* _Record excerpts_:

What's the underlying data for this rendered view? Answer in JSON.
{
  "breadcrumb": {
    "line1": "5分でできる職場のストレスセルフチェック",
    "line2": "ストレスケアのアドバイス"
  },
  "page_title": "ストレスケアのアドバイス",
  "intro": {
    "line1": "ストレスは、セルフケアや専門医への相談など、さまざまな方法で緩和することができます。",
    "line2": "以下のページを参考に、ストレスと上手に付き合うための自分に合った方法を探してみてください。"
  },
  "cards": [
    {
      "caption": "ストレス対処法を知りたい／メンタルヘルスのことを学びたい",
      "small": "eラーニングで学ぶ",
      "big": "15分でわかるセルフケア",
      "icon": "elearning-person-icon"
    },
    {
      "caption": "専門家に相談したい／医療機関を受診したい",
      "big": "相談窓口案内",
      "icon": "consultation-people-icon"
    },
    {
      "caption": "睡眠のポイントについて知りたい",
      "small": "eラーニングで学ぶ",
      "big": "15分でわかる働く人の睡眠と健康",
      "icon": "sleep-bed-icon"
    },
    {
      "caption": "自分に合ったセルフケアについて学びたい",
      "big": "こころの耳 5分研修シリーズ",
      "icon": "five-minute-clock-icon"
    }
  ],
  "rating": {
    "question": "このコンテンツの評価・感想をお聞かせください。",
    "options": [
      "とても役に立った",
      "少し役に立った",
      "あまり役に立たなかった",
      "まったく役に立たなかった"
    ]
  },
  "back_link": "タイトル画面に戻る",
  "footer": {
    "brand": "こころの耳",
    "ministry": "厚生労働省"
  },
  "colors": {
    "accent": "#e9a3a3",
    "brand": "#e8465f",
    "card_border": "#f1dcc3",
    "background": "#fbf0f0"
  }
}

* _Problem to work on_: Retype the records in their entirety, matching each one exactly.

* _Solution to this problem_:
What's the underlying data for this rendered view? Answer in JSON.
{
  "breadcrumb": {
    "line1": "5分でできる職場のストレスセルフチェック",
    "line2": "ストレスケアのアドバイス"
  },
  "page_title": "ストレスケアのアドバイス",
  "intro": {
    "line1": "ストレスは、セルフケアや専門医への相談など、さまざまな方法で緩和することができます。",
    "line2": "以下のページを参考に、ストレスと上手に付き合うための自分に合った方法を探してみてください。"
  },
  "cards": [
    {
      "caption": "ストレス対処法を知りたい／メンタルヘルスのことを学びたい",
      "small": "eラーニングで学ぶ",
      "big": "15分でわかるセルフケア",
      "icon": "elearning-person-icon"
    },
    {
      "caption": "専門家に相談したい／医療機関を受診したい",
      "big": "相談窓口案内",
      "icon": "consultation-people-icon"
    },
    {
      "caption": "睡眠のポイントについて知りたい",
      "small": "eラーニングで学ぶ",
      "big": "15分でわかる働く人の睡眠と健康",
      "icon": "sleep-bed-icon"
    },
    {
      "caption": "自分に合ったセルフケアについて学びたい",
      "big": "こころの耳 5分研修シリーズ",
      "icon": "five-minute-clock-icon"
    }
  ],
  "rating": {
    "question": "このコンテンツの評価・感想をお聞かせください。",
    "options": [
      "とても役に立った",
      "少し役に立った",
      "あまり役に立たなかった",
      "まったく役に立たなかった"
    ]
  },
  "back_link": "タイトル画面に戻る",
  "footer": {
    "brand": "こころの耳",
    "ministry": "厚生労働省"
  },
  "colors": {
    "accent": "#e9a3a3",
    "brand": "#e8465f",
    "card_border": "#f1dcc3",
    "background": "#fbf0f0"
  }
}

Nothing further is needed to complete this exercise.